Input data Start Marker

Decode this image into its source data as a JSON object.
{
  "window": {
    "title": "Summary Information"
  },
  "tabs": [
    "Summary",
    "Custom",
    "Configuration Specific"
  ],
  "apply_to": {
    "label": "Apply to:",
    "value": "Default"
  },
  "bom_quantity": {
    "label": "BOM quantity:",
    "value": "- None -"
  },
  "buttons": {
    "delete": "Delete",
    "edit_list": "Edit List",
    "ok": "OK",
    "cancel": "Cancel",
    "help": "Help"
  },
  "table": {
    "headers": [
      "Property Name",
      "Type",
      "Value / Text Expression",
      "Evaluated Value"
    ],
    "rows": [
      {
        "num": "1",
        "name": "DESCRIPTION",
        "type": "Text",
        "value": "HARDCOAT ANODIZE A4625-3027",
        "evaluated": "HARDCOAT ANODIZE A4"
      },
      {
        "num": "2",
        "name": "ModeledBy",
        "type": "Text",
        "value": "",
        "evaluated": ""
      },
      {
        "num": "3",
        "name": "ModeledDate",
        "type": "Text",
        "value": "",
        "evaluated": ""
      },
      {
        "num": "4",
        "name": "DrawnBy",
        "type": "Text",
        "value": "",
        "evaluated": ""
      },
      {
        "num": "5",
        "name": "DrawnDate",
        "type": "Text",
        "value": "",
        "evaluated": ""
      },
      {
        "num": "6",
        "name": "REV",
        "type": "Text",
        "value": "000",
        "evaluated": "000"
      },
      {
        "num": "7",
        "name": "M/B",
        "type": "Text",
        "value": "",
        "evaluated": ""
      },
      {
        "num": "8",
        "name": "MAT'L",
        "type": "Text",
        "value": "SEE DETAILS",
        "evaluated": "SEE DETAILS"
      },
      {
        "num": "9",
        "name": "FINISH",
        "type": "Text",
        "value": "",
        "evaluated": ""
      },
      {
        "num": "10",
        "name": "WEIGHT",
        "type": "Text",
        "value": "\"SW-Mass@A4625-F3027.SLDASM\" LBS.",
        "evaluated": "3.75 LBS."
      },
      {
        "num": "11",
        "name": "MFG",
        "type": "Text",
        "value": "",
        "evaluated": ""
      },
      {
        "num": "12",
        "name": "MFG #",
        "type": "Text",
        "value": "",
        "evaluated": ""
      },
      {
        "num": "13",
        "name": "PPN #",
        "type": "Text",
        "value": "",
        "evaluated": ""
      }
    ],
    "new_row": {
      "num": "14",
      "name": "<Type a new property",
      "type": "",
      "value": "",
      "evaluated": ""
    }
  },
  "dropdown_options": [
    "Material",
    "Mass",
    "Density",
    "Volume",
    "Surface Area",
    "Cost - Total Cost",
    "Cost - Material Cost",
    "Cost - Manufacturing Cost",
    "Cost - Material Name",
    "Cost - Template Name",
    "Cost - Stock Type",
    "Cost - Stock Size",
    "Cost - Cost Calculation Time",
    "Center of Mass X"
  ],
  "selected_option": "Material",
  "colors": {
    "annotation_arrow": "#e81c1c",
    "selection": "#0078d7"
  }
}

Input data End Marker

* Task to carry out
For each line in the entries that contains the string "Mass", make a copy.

* Problem solution
        "value": "\"SW-Mass@A4625-F3027.SLDASM\" LBS.",
    "Mass",
    "Center of Mass X"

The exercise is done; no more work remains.